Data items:
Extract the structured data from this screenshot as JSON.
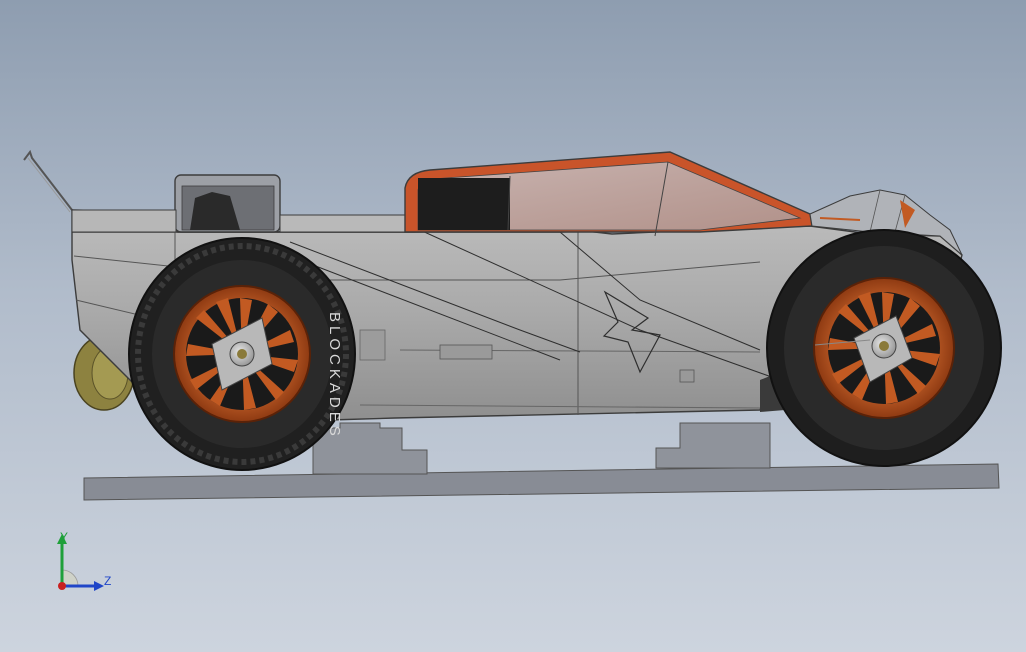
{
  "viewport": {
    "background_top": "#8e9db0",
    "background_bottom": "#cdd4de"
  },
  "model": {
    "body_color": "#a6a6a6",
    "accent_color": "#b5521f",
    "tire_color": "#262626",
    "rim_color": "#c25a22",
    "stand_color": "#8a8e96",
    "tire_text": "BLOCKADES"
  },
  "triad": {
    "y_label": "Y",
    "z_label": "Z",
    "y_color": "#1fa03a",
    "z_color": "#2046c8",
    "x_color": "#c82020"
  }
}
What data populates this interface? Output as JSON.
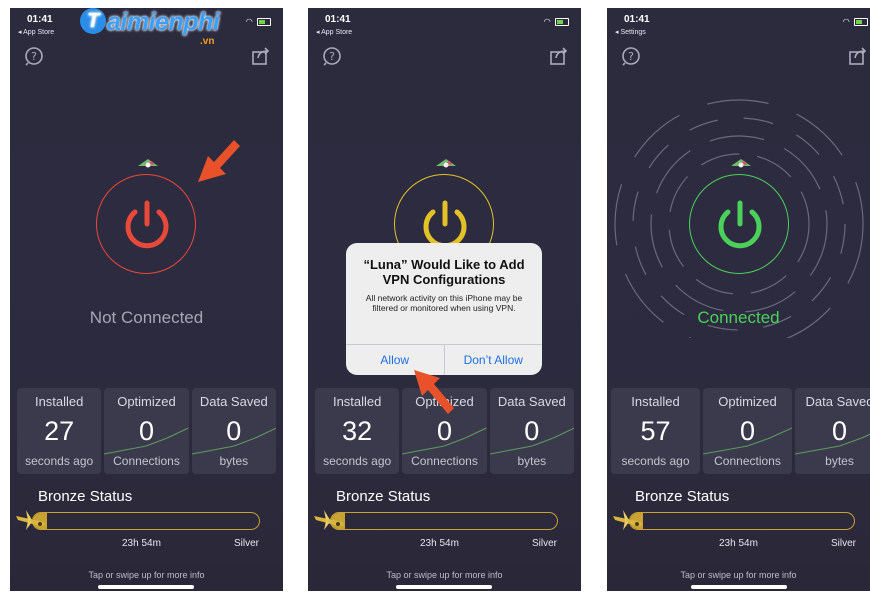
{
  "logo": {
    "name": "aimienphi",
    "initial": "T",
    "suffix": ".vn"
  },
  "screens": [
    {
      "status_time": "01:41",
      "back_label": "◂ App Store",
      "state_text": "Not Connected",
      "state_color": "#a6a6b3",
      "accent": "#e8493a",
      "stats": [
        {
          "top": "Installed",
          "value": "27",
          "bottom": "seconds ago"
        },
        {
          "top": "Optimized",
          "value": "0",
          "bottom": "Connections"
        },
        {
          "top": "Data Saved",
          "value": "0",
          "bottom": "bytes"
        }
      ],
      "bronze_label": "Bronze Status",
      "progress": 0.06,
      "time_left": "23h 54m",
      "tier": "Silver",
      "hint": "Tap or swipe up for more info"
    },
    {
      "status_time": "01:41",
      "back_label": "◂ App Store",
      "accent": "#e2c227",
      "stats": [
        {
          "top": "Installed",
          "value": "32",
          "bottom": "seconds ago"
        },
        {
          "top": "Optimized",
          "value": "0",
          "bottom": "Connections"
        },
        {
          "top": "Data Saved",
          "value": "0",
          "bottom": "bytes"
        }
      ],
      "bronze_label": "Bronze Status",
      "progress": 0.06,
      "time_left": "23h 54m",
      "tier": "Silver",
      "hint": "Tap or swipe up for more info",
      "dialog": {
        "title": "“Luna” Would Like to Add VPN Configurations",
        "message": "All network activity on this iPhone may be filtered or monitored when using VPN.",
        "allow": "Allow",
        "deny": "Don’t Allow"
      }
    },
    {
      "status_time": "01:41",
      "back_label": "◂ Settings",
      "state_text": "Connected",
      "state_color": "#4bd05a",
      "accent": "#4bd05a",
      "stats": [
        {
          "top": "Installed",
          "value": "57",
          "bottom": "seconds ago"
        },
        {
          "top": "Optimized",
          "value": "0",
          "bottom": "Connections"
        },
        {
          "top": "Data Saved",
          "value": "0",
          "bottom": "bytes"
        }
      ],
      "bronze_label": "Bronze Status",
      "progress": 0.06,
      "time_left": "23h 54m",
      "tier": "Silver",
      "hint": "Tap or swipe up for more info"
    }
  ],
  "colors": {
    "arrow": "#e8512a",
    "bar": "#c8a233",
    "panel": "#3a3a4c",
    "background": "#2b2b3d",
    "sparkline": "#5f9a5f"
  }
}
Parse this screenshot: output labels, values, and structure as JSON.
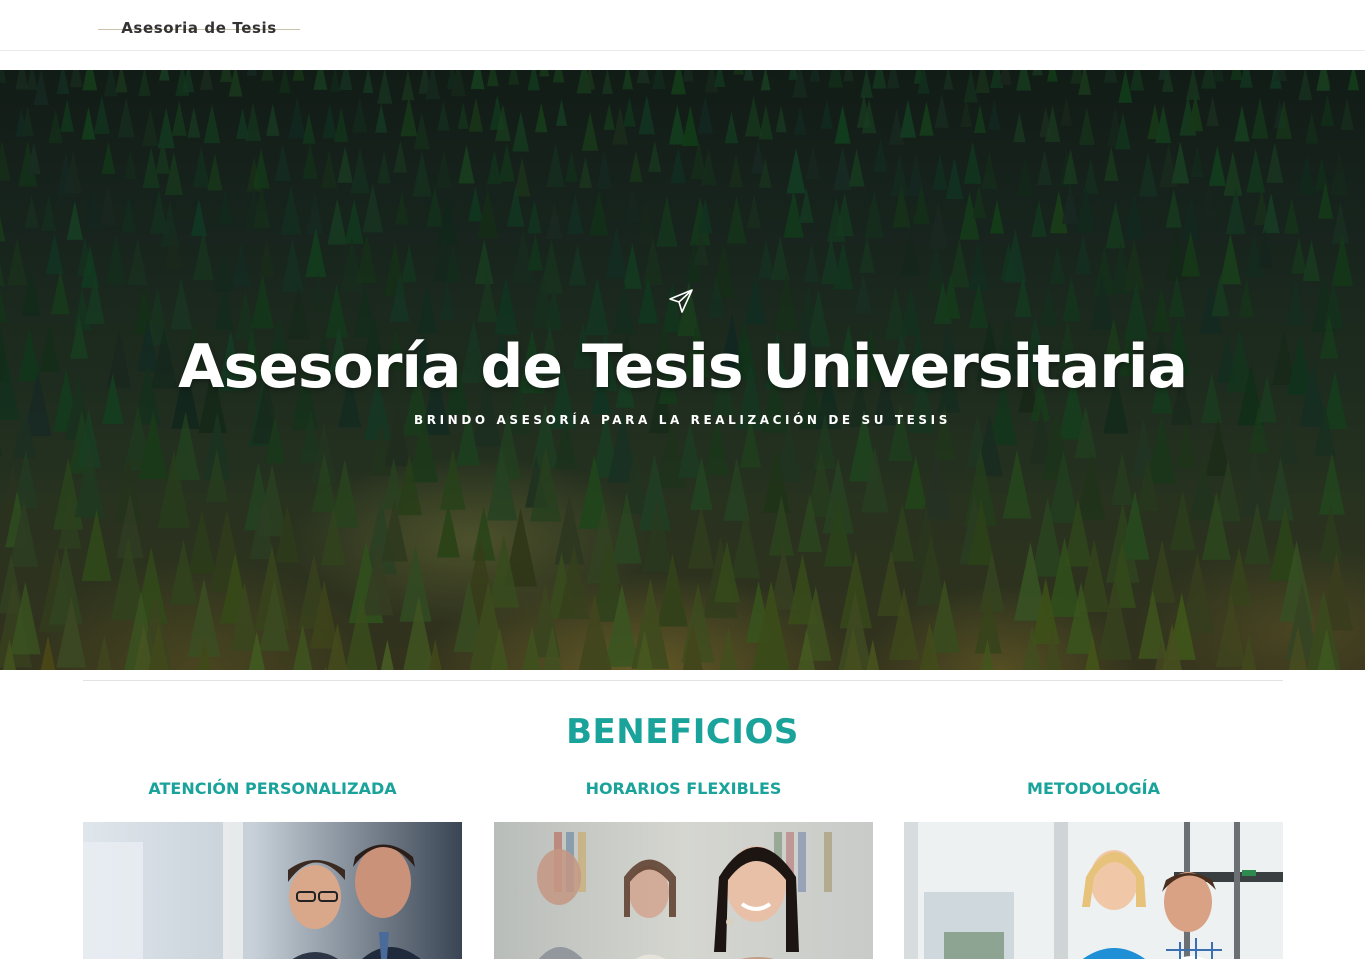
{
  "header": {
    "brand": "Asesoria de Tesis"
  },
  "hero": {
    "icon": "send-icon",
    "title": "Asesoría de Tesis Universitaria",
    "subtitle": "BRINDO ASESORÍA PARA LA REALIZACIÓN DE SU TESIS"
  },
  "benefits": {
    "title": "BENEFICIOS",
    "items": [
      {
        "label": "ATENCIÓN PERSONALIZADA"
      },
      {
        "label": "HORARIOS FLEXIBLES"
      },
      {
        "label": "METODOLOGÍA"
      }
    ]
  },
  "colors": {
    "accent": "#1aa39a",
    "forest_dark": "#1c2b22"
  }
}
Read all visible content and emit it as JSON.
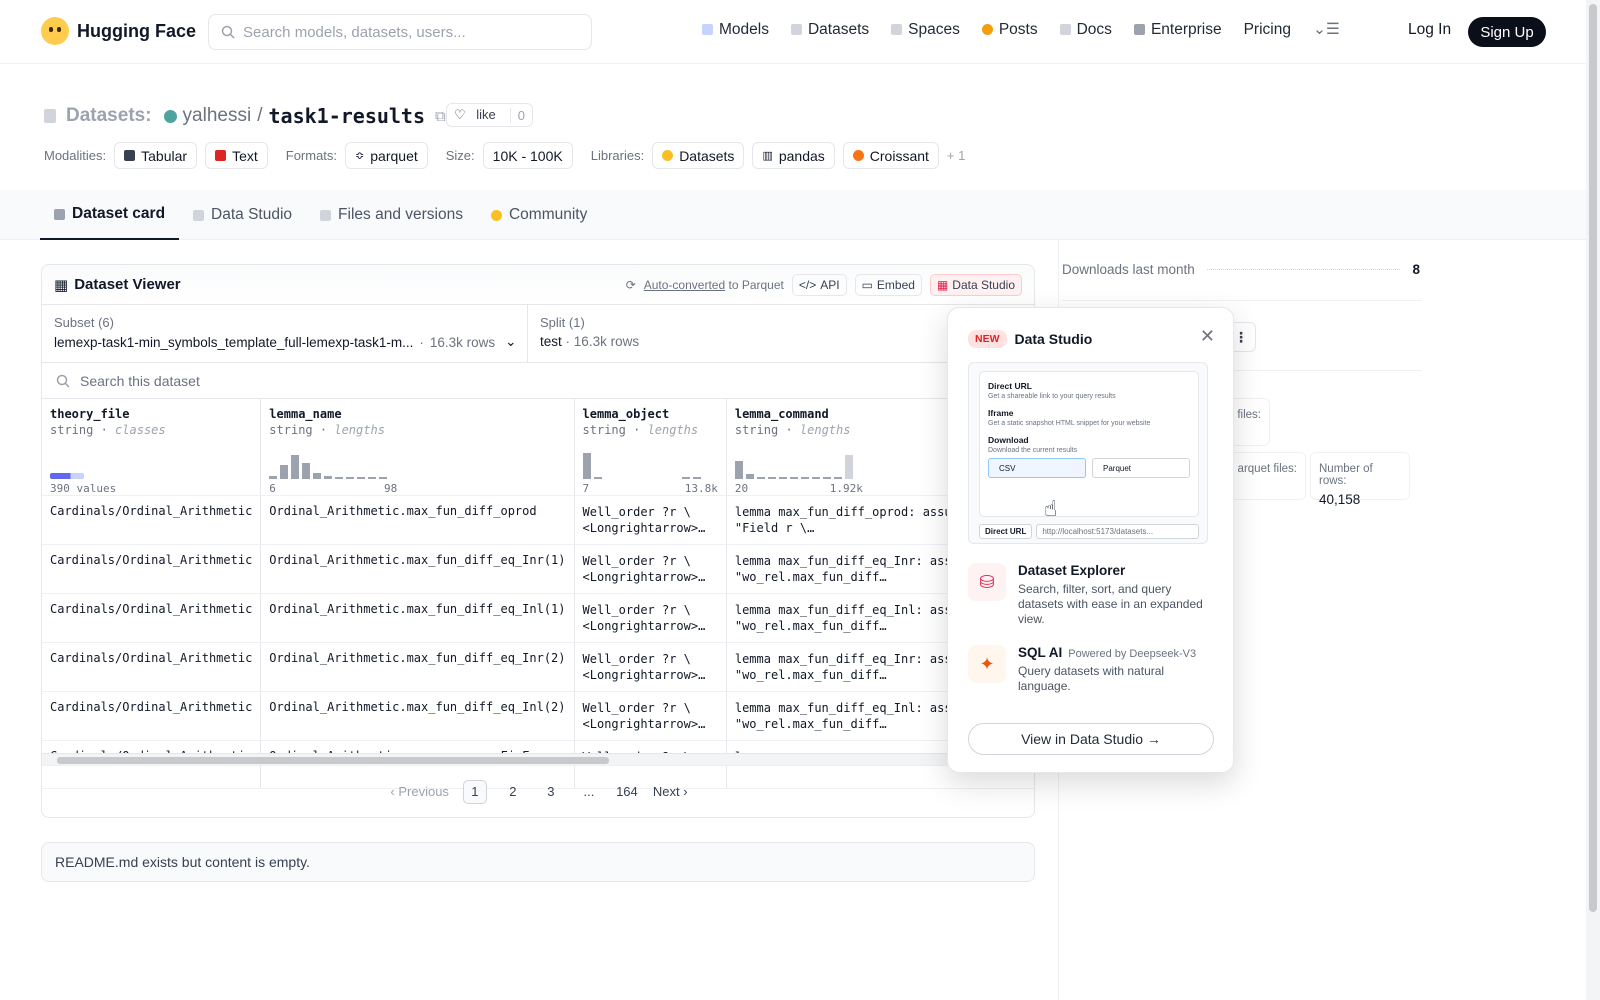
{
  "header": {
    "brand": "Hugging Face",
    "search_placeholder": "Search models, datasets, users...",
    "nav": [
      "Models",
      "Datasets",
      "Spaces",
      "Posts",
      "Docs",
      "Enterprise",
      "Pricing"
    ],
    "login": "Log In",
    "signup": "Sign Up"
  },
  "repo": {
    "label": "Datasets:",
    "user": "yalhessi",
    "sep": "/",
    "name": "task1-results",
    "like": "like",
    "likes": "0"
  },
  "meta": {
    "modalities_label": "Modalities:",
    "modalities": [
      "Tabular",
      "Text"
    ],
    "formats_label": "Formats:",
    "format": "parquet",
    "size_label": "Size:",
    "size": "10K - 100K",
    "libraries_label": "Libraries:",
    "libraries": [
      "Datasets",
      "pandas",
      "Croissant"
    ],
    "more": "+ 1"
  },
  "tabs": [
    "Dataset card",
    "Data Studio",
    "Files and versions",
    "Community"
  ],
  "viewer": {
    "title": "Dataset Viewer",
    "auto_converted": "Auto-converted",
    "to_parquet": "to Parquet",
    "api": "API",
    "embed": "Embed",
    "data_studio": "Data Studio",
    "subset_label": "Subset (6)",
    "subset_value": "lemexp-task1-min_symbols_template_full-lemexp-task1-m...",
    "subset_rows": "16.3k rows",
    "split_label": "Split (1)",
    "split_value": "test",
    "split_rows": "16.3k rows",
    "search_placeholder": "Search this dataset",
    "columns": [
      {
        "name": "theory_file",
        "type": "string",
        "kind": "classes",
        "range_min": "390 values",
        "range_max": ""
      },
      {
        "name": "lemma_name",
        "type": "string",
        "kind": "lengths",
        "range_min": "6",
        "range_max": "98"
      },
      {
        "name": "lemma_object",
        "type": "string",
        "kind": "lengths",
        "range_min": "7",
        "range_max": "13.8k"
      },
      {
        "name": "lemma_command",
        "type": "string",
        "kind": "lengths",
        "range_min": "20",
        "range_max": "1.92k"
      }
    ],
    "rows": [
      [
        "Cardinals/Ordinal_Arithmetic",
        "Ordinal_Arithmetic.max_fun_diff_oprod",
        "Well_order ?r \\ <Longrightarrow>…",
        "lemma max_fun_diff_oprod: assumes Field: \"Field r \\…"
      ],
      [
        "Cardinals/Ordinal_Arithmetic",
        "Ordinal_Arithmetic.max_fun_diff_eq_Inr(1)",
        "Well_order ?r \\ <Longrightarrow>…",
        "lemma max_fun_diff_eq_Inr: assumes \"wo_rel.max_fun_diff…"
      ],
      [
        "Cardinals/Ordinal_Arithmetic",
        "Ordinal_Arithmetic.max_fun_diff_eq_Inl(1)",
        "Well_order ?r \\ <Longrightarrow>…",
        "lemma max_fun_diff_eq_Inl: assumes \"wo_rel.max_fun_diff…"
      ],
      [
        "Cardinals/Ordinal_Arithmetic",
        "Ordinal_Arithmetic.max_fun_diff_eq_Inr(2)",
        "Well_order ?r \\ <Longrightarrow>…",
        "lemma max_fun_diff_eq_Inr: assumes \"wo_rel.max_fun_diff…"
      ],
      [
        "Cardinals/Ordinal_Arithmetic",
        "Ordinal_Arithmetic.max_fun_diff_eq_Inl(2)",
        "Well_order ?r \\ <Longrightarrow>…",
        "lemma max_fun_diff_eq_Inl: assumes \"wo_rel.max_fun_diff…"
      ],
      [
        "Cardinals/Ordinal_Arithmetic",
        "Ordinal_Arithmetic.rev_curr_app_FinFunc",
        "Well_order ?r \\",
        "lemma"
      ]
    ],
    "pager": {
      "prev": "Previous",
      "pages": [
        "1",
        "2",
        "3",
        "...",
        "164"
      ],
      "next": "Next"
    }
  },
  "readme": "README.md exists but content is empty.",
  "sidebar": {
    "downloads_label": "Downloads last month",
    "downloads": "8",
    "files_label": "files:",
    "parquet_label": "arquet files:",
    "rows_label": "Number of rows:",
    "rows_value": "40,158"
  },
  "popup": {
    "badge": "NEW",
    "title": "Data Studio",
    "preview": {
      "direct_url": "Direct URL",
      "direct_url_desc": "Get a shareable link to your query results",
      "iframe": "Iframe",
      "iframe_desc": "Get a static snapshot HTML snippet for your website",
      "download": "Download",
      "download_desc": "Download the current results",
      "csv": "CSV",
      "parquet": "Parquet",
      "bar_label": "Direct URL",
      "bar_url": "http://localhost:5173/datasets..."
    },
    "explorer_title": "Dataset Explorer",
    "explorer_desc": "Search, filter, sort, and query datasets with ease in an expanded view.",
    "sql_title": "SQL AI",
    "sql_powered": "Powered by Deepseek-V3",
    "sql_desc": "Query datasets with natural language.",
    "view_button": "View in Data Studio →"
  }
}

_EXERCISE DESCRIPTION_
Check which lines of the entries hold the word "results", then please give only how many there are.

_RESPONSE TO THE EXERCISE_
3